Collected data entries
*** Begin section ***

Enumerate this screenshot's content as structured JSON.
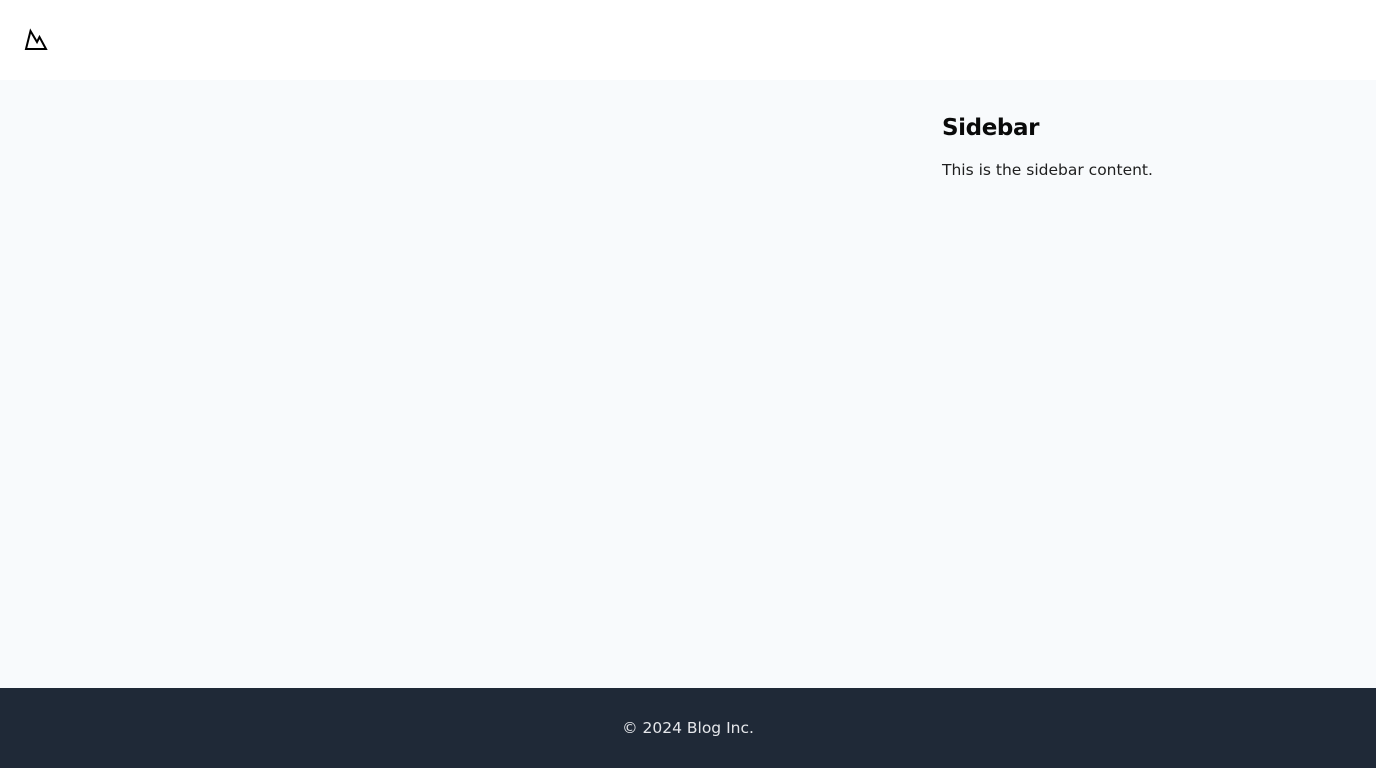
{
  "header": {
    "logo_icon": "mountain-icon"
  },
  "sidebar": {
    "title": "Sidebar",
    "text": "This is the sidebar content."
  },
  "footer": {
    "copyright": "© 2024 Blog Inc."
  },
  "colors": {
    "header_bg": "#ffffff",
    "main_bg": "#f8fafc",
    "footer_bg": "#1f2937",
    "footer_text": "#e5e7eb",
    "heading_text": "#0a0a0a"
  }
}
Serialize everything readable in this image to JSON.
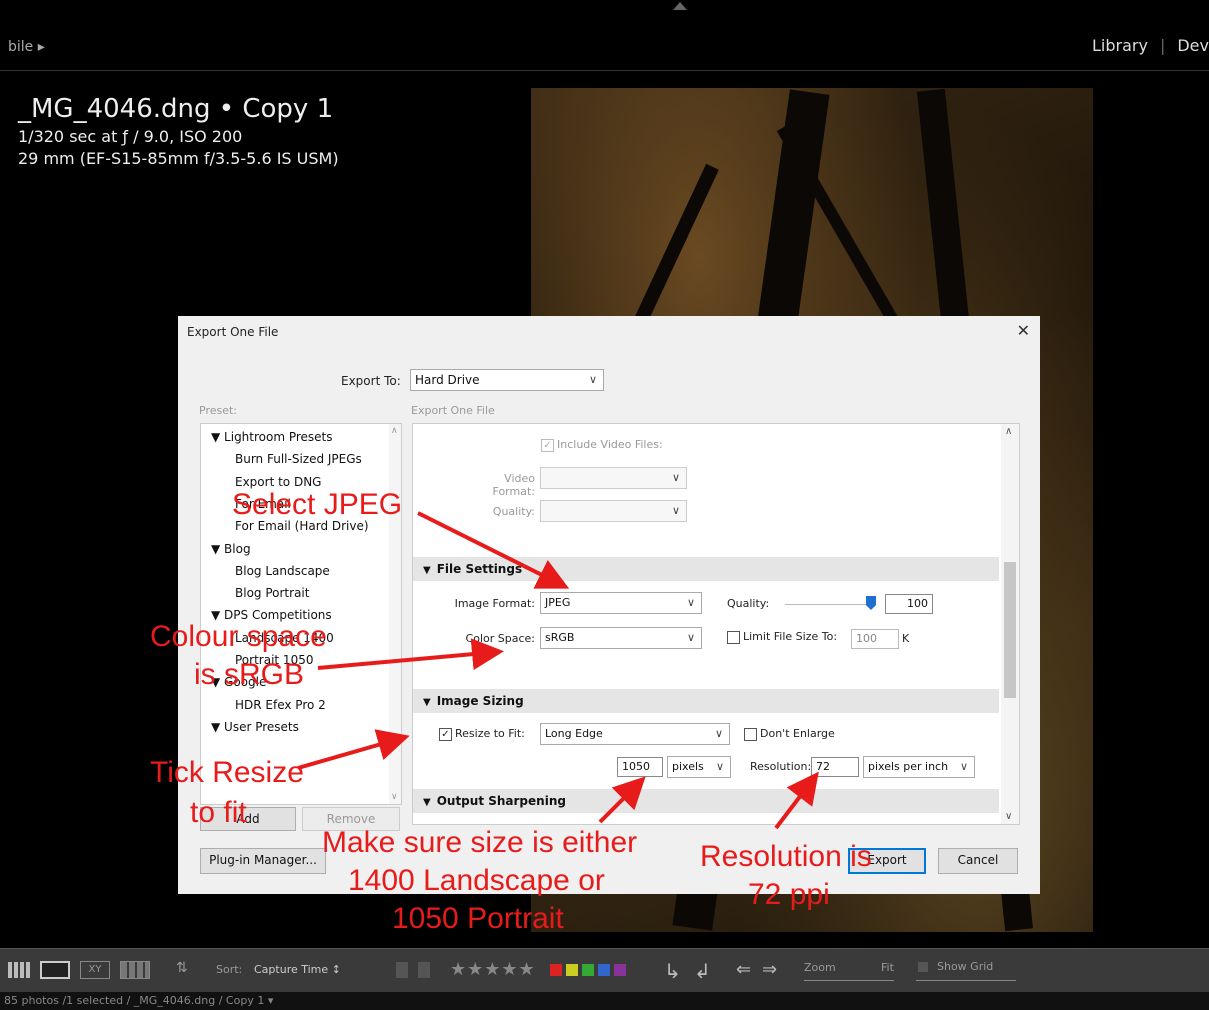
{
  "topbar": {
    "left_text": "bile ▸",
    "module_active": "Library",
    "module_next": "Dev"
  },
  "info": {
    "filename": "_MG_4046.dng • Copy 1",
    "exposure": "1/320 sec at ƒ / 9.0, ISO 200",
    "lens": "29 mm (EF-S15-85mm f/3.5-5.6 IS USM)"
  },
  "dialog": {
    "title": "Export One File",
    "close_glyph": "✕",
    "export_to_label": "Export To:",
    "export_to_value": "Hard Drive",
    "preset_label": "Preset:",
    "panel_label": "Export One File",
    "presets": [
      {
        "label": "▼  Lightroom Presets",
        "indent": 0
      },
      {
        "label": "Burn Full-Sized JPEGs",
        "indent": 1
      },
      {
        "label": "Export to DNG",
        "indent": 1
      },
      {
        "label": "For Email",
        "indent": 1
      },
      {
        "label": "For Email (Hard Drive)",
        "indent": 1
      },
      {
        "label": "▼  Blog",
        "indent": 0
      },
      {
        "label": "Blog Landscape",
        "indent": 1
      },
      {
        "label": "Blog Portrait",
        "indent": 1
      },
      {
        "label": "▼  DPS Competitions",
        "indent": 0
      },
      {
        "label": "Landscape 1400",
        "indent": 1
      },
      {
        "label": "Portrait 1050",
        "indent": 1
      },
      {
        "label": "▼  Google",
        "indent": 0
      },
      {
        "label": "HDR Efex Pro 2",
        "indent": 1
      },
      {
        "label": "▼  User Presets",
        "indent": 0
      }
    ],
    "add_button": "Add",
    "remove_button": "Remove",
    "plugin_button": "Plug-in Manager...",
    "export_button": "Export",
    "cancel_button": "Cancel",
    "video": {
      "include_label": "Include Video Files:",
      "format_label": "Video Format:",
      "quality_label": "Quality:"
    },
    "file_settings": {
      "header": "File Settings",
      "image_format_label": "Image Format:",
      "image_format_value": "JPEG",
      "quality_label": "Quality:",
      "quality_value": "100",
      "quality_fraction": 1.0,
      "color_space_label": "Color Space:",
      "color_space_value": "sRGB",
      "limit_label": "Limit File Size To:",
      "limit_value": "100",
      "limit_unit": "K"
    },
    "image_sizing": {
      "header": "Image Sizing",
      "resize_label": "Resize to Fit:",
      "resize_value": "Long Edge",
      "dont_enlarge_label": "Don't Enlarge",
      "size_value": "1050",
      "size_unit": "pixels",
      "resolution_label": "Resolution:",
      "resolution_value": "72",
      "resolution_unit": "pixels per inch"
    },
    "output_sharpening": {
      "header": "Output Sharpening"
    }
  },
  "annotations": {
    "select_jpeg": "Select JPEG",
    "colour_space_1": "Colour space",
    "colour_space_2": "is sRGB",
    "tick_resize_1": "Tick Resize",
    "tick_resize_2": "to fit",
    "size_1": "Make sure size is either",
    "size_2": "1400 Landscape or",
    "size_3": "1050 Portrait",
    "res_1": "Resolution is",
    "res_2": "72 ppi",
    "color": "#e81b1b"
  },
  "bottombar": {
    "sort_label": "Sort:",
    "sort_value": "Capture Time ↕",
    "stars": "★★★★★",
    "zoom_label": "Zoom",
    "fit_label": "Fit",
    "show_grid_label": "Show Grid",
    "color_labels": [
      "#d22",
      "#cc2",
      "#3a3",
      "#36c",
      "#839"
    ]
  },
  "statusbar": {
    "text": "85 photos /1 selected /  _MG_4046.dng / Copy 1 ▾"
  }
}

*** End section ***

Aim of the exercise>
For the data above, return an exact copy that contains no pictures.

Exercise output>
Enumerate this screenshot's content as structured JSON.
{
  "header": {
    "logo_icon": "mountain-icon"
  },
  "sidebar": {
    "title": "Sidebar",
    "text": "This is the sidebar content."
  },
  "footer": {
    "copyright": "© 2024 Blog Inc."
  },
  "colors": {
    "header_bg": "#ffffff",
    "main_bg": "#f8fafc",
    "footer_bg": "#1f2937",
    "footer_text": "#e5e7eb",
    "heading_text": "#0a0a0a"
  }
}
Serialize everything readable in this image to JSON.
{
  "topbar": {
    "left_text": "bile ▸",
    "module_active": "Library",
    "module_next": "Dev"
  },
  "info": {
    "filename": "_MG_4046.dng • Copy 1",
    "exposure": "1/320 sec at ƒ / 9.0, ISO 200",
    "lens": "29 mm (EF-S15-85mm f/3.5-5.6 IS USM)"
  },
  "dialog": {
    "title": "Export One File",
    "close_glyph": "✕",
    "export_to_label": "Export To:",
    "export_to_value": "Hard Drive",
    "preset_label": "Preset:",
    "panel_label": "Export One File",
    "presets": [
      {
        "label": "▼  Lightroom Presets",
        "indent": 0
      },
      {
        "label": "Burn Full-Sized JPEGs",
        "indent": 1
      },
      {
        "label": "Export to DNG",
        "indent": 1
      },
      {
        "label": "For Email",
        "indent": 1
      },
      {
        "label": "For Email (Hard Drive)",
        "indent": 1
      },
      {
        "label": "▼  Blog",
        "indent": 0
      },
      {
        "label": "Blog Landscape",
        "indent": 1
      },
      {
        "label": "Blog Portrait",
        "indent": 1
      },
      {
        "label": "▼  DPS Competitions",
        "indent": 0
      },
      {
        "label": "Landscape 1400",
        "indent": 1
      },
      {
        "label": "Portrait 1050",
        "indent": 1
      },
      {
        "label": "▼  Google",
        "indent": 0
      },
      {
        "label": "HDR Efex Pro 2",
        "indent": 1
      },
      {
        "label": "▼  User Presets",
        "indent": 0
      }
    ],
    "add_button": "Add",
    "remove_button": "Remove",
    "plugin_button": "Plug-in Manager...",
    "export_button": "Export",
    "cancel_button": "Cancel",
    "video": {
      "include_label": "Include Video Files:",
      "format_label": "Video Format:",
      "quality_label": "Quality:"
    },
    "file_settings": {
      "header": "File Settings",
      "image_format_label": "Image Format:",
      "image_format_value": "JPEG",
      "quality_label": "Quality:",
      "quality_value": "100",
      "quality_fraction": 1.0,
      "color_space_label": "Color Space:",
      "color_space_value": "sRGB",
      "limit_label": "Limit File Size To:",
      "limit_value": "100",
      "limit_unit": "K"
    },
    "image_sizing": {
      "header": "Image Sizing",
      "resize_label": "Resize to Fit:",
      "resize_value": "Long Edge",
      "dont_enlarge_label": "Don't Enlarge",
      "size_value": "1050",
      "size_unit": "pixels",
      "resolution_label": "Resolution:",
      "resolution_value": "72",
      "resolution_unit": "pixels per inch"
    },
    "output_sharpening": {
      "header": "Output Sharpening"
    }
  },
  "annotations": {
    "select_jpeg": "Select JPEG",
    "colour_space_1": "Colour space",
    "colour_space_2": "is sRGB",
    "tick_resize_1": "Tick Resize",
    "tick_resize_2": "to fit",
    "size_1": "Make sure size is either",
    "size_2": "1400 Landscape or",
    "size_3": "1050 Portrait",
    "res_1": "Resolution is",
    "res_2": "72 ppi",
    "color": "#e81b1b"
  },
  "bottombar": {
    "sort_label": "Sort:",
    "sort_value": "Capture Time ↕",
    "stars": "★★★★★",
    "zoom_label": "Zoom",
    "fit_label": "Fit",
    "show_grid_label": "Show Grid",
    "color_labels": [
      "#d22",
      "#cc2",
      "#3a3",
      "#36c",
      "#839"
    ]
  },
  "statusbar": {
    "text": "85 photos /1 selected /  _MG_4046.dng / Copy 1 ▾"
  }
}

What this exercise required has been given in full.